If you are sure your marriage is over, there are several important crucial pieces of information that you must remember in order to protect your financial and personal rights during this very stressful time. Regardless of how congenial both of you seem tomorrow, there is no guarantee that those feelings will continue through the years.
Determining What Is (And Is Not) Community Property
It is often surprising to discover that even if you live in a community property state, it is possible that not everything that was acquired during the marriage must be shared equally by both parties. This is true even when no prenuptial agreement was in place. Specifically, you may note that if either party inherited or was gifted a substantial sum of money or property during the marriage, they may not have to share those items.

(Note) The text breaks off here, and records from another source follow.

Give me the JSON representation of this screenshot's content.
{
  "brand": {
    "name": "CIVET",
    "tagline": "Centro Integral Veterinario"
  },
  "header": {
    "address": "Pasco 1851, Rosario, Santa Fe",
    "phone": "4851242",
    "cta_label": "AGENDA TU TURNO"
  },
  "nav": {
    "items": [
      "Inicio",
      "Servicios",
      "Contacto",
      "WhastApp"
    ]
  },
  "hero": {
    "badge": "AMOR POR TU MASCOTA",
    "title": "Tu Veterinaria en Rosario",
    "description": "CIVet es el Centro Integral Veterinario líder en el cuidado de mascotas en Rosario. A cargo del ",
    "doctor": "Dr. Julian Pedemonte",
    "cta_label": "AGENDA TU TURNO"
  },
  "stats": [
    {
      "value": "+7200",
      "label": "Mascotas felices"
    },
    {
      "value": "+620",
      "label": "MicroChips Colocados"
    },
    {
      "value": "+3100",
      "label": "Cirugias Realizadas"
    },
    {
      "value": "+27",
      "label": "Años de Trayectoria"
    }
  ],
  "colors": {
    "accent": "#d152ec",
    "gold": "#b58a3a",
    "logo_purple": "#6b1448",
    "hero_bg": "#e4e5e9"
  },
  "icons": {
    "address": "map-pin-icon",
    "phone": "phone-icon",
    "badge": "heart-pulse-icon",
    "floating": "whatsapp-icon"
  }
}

In addition, there has also been debate over whether a family property, gifted to the couple while they were married or even as a wedding gift, should be considered community property. Obviously, there are many who benefit or lose out as a result of those laws and how they are applied in each state. Of course, property and belongings that belonged to you or your spouse before marriage, should generally remain the same throughout the marriage and its dissolution.

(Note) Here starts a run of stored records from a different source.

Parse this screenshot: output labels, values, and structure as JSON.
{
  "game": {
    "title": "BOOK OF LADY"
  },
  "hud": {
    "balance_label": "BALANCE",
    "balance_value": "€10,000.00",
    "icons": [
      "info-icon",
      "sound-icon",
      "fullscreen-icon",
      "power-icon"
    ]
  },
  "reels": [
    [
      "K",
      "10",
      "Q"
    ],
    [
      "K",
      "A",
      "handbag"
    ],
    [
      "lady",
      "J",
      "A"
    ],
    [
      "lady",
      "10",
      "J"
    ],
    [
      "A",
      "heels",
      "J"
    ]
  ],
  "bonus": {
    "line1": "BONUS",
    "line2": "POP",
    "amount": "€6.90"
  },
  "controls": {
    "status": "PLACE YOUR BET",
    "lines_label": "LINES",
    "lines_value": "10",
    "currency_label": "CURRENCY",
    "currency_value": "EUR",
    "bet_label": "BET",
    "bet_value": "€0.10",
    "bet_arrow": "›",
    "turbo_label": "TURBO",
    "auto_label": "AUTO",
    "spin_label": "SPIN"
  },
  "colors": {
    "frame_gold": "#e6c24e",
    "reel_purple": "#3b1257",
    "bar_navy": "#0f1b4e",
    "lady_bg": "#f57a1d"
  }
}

Your attorney may also advise you if you live in a state that offers the higher wage-earner a larger portion of the assets after a divorce. Whether you want to protect your assets or you want to be sure that you get your fair share of the marital assets, it is essential to speak with a divorce attorney as soon as possible.
Planning For Your Taxes, During the Separation And the Year You Divorce

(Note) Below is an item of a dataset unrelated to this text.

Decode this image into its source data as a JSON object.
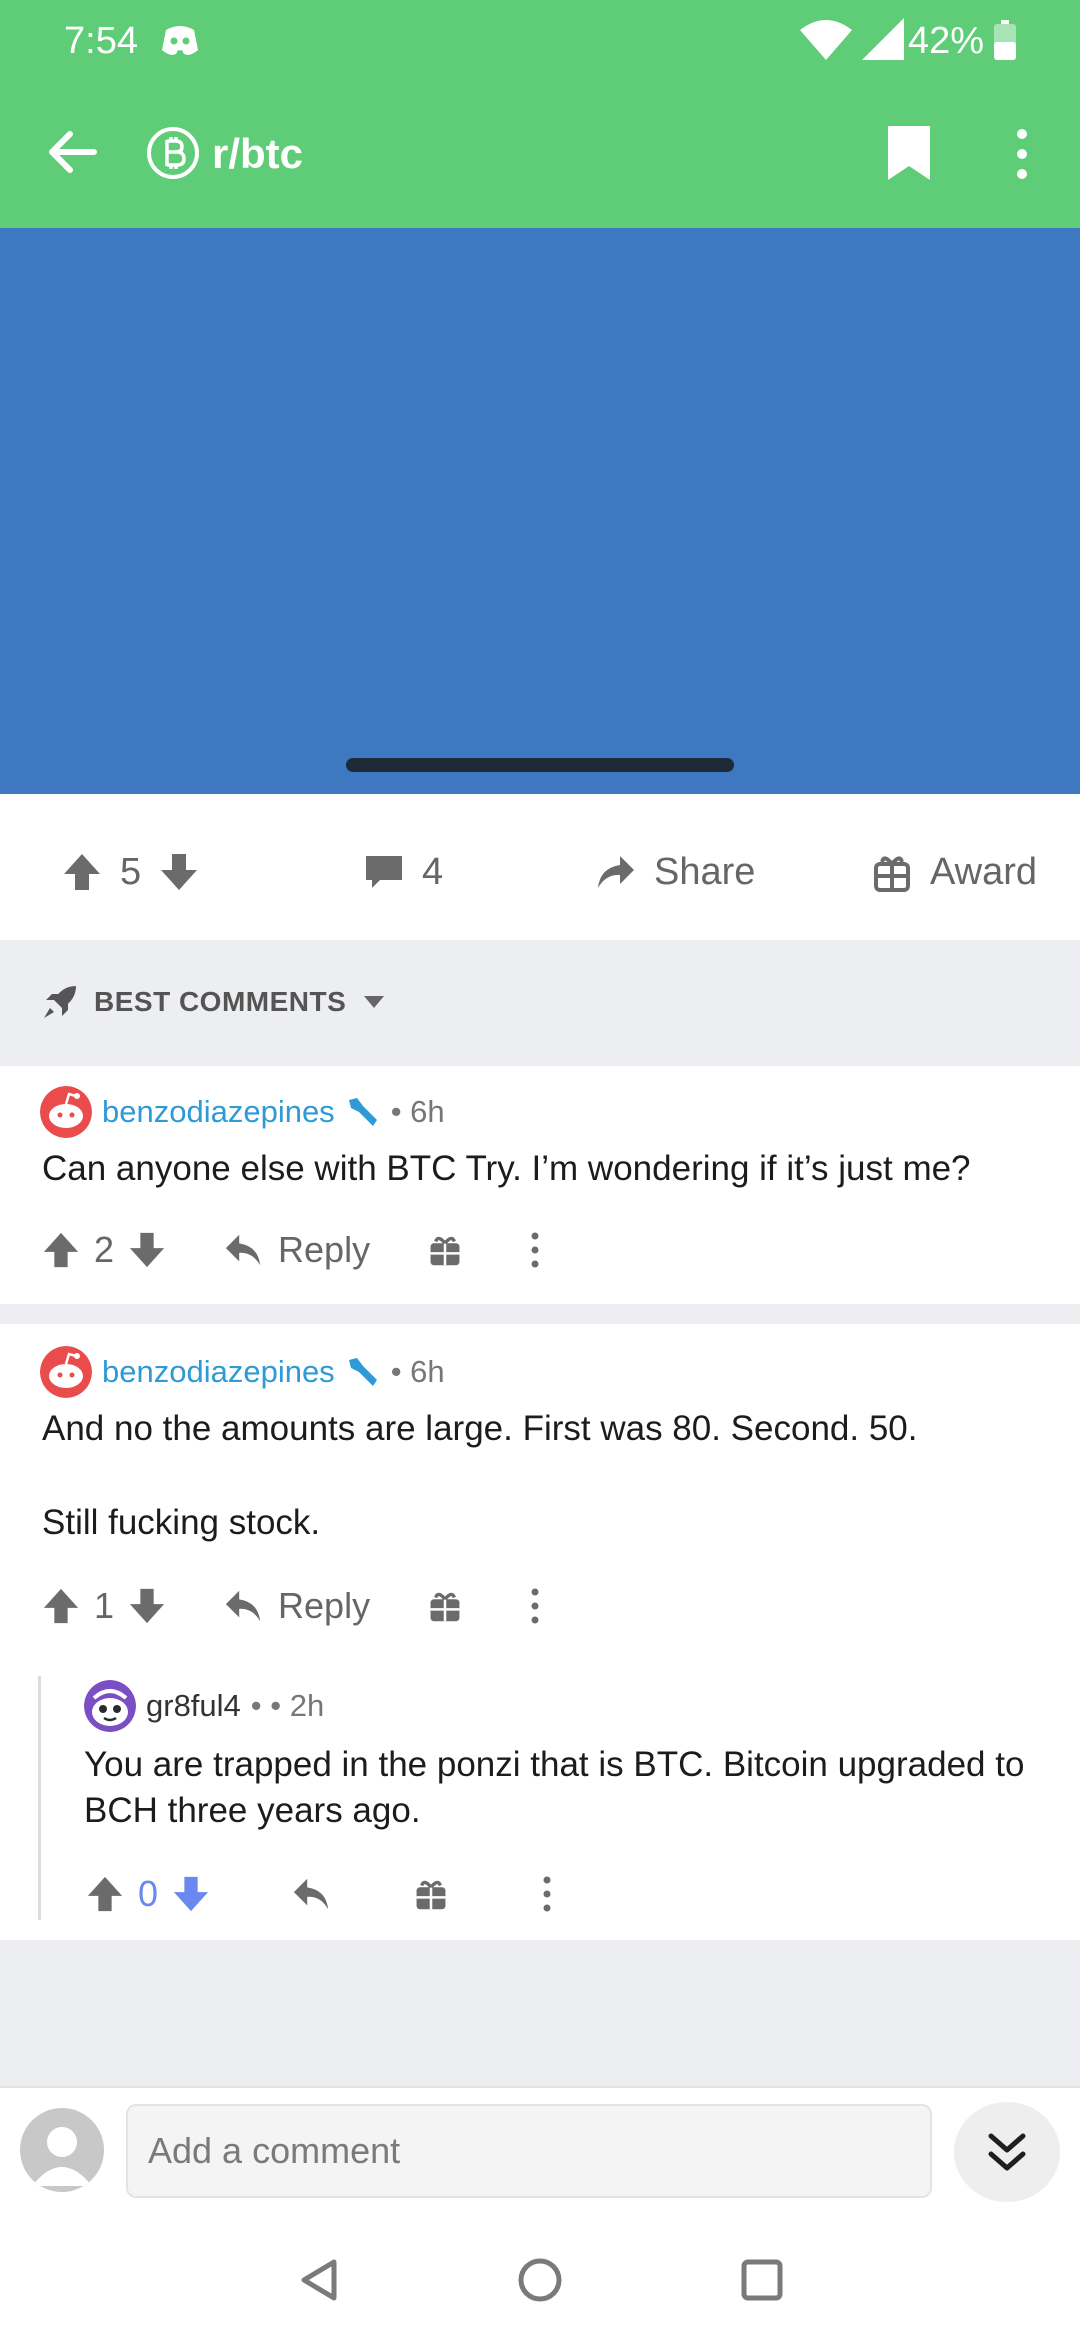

If you think that the divorce decree will be sufficient to solve your tax quandary after the divorce, you could be setting yourself up for a big disappointment or an audit. The division of assets, any forgiven debt, which person gets to declare the children, medical expenses, etc. can impact the way you both file for taxes. Filing incorrectly could be an expensive mistake. Your attorney may recommend that you speak with a tax professional before filing taxes, but he or she can lay the groundwork for equitable arrangements in the divorce application.
The solution is simply to speak with your attorney, and ask to have everything clearly lead out in the divorce decree. Even small details can be annoying next year or problematic when the kids go to college. Therefore, it is best to address all of your concerns and determine who is responsible for which debt from the very beginning.
In conclusion, a divorce does not have to be ruinous. If both parties agree, or can come to an agreement with the help of their lawyers, it is possible to look at the divorce as a learning experience from which you can both grow and learn.